Review: Nickodemus is the New York based DJ/Producer/Party & club promoter for Turntables On The Hudson and has been releasing records for well over a decade.
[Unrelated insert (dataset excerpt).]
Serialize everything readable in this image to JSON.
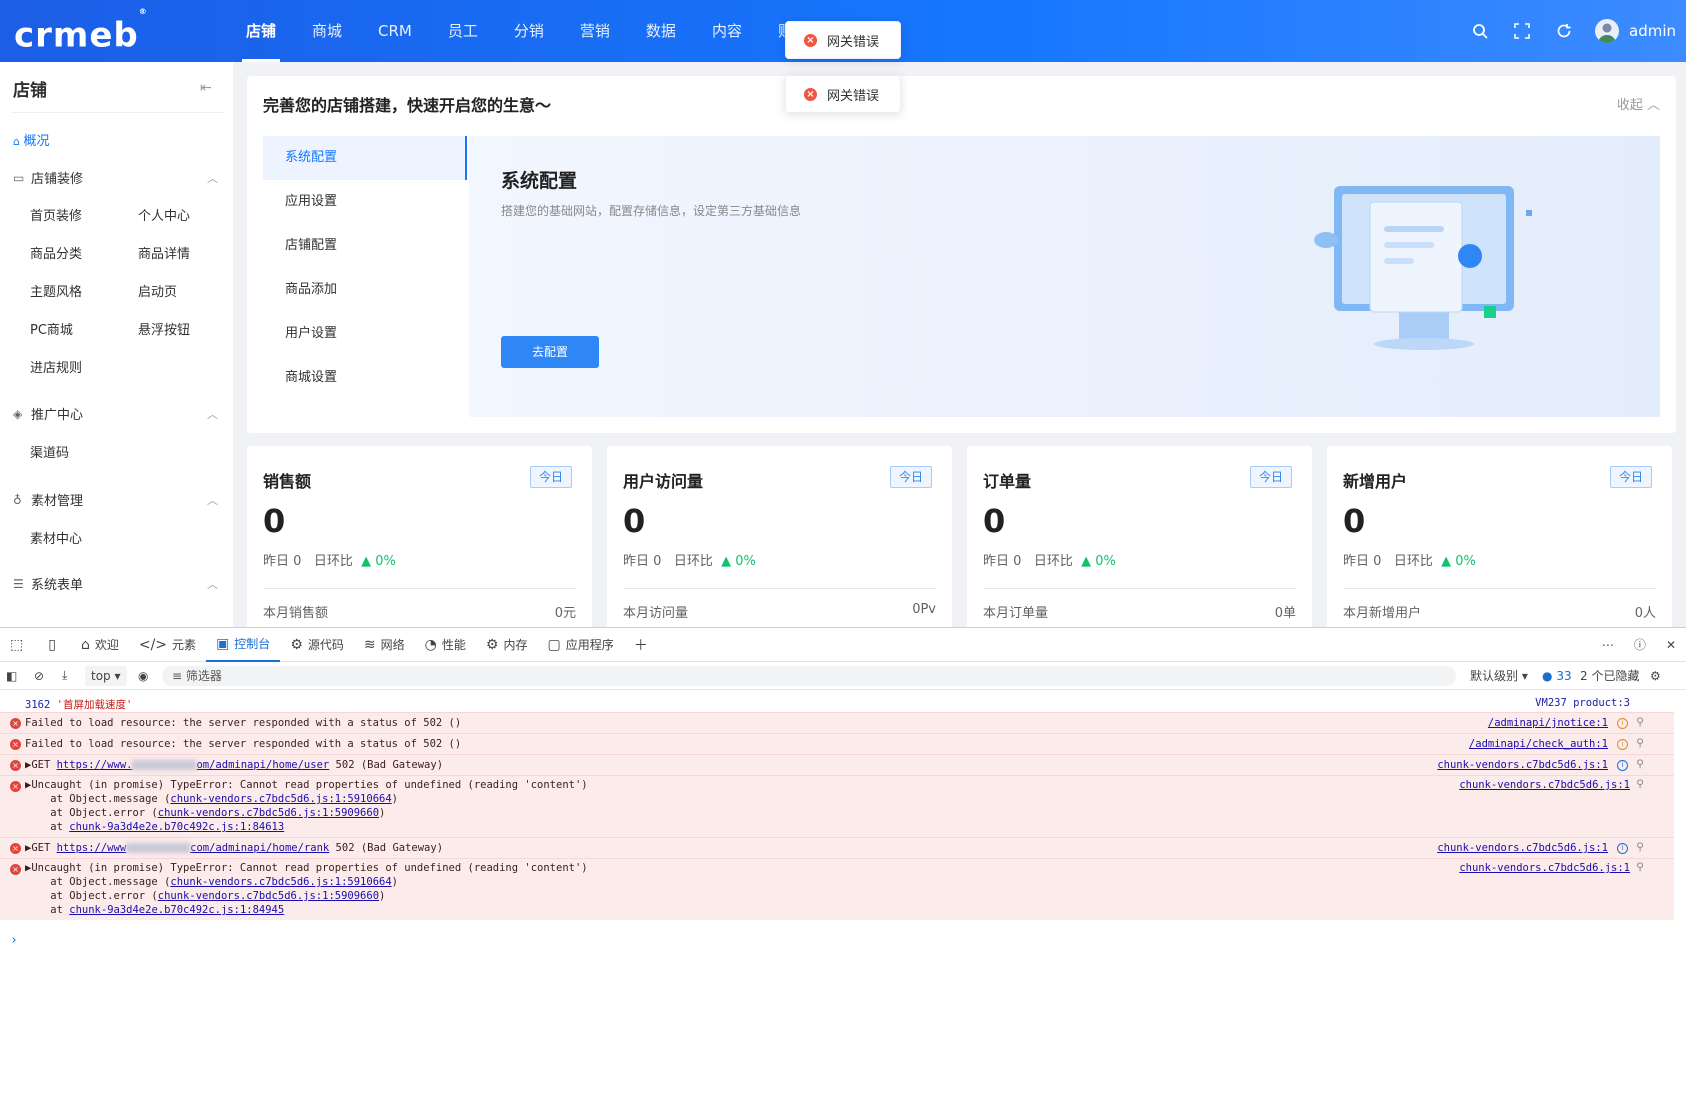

This three track sampler are tracks taken from his forthcoming album Moon People and proceedings commence with ''Under The Volcano'' a collaboration with latin electro outfit Naveganto which is based around a melancholic electronic groove with elements of Cumbian accordion in the mix for a late night excursion. ''Nights Of Balaur'' follows, sporting pulsating sub bass and Arabic sounding percussion, whilst LA based DJ and producer Jose Marquez completes the release with a remix of ''Under The Volcano.'' Well established on the deep house scene for his ''Inspiration'' party and brought up on a on a stable diet of Latin and world music , Jose adds more thump to the bump of the original version adding additional western Asian instrumentation into the affair whilst upping the ante on the bpm ever so slightly.
Review: Funk/roots supergroup incoming! LA troupe Night Owls comprises members of The Lions and The Aggrolites and, for this special cover version double-A debut, the vocal fire of Breakestra's Afrodyete on "Break In Every Road". A warm, feel-good twist on the Betty Harris classic, there's a rootsy Jamaican twist to the groove while Afrodyete does the business on the top. Flip for another precision cover version as they woozy up Marvin on the evergreen "Inner City Blues". Trust us, this will make you want to holler...
Review: Since launching a year or two back, the nascent CoOp Presents label has delivered a trio of tasty singles from up-and-coming stars of the revivalist West London broken beat scene. Their fourth release continues this trend by offering up a debut single from former EVM128 collaborator Oliver Night. BB James lends a hand on brilliant opener "Make Believe", where clipped piano notes, heavy sub-bass, dubbed-out synth riffs and echoing vocal samples ride a crunchy, Seiji-style bruk-up groove. The EP's other hugely impressive moment also features a guest artist, Jay Phelps. He helps ensure that "Swing For Life" is a deliciously dubby and spaced-out chunk of late night deep house bliss.
Review: Following killer releases from lesser-known talents like Aristidez, Colossio and Thomass Jackson, Mexico's premier modern disco label Calypso commence a new project that sees them celebrating some of their favourite cities around the world. The journey starts in Tel Aviv, where a range of underground producers present the kind of freaky disco-not-disco sounds that get dancefloors frisky the world over these days. Niv Ast keeps things simmering and sensuous on "Rainey Heart," while Rina gets locked into a dense chug of sweaty sonics and solid rhythms. Naduve has a slower, percussion-led groove rolling on "Hex Mex" that will inject spice into any adventurous warm-up, and Middle Sky Boom finishes the record off with the tense and teasing "Marble Arch".
Review: Hawaiian legend Al Nobriga played a vital role in the island's club and chart scene throughout the '70s and early '80s before chasing his dreams to Nashville (and consequently shattering them). Long before the brutal crush of industry reality, he recorded several albums including They're Playing My Music in 1977 of which these two tracks come from: "My Last Disco Song" lives up to its title with it sturdy dancefloor hook and polished sense of funk while "Break Away" shows Al's softer side as we sail on yacht across positively Balearic shores.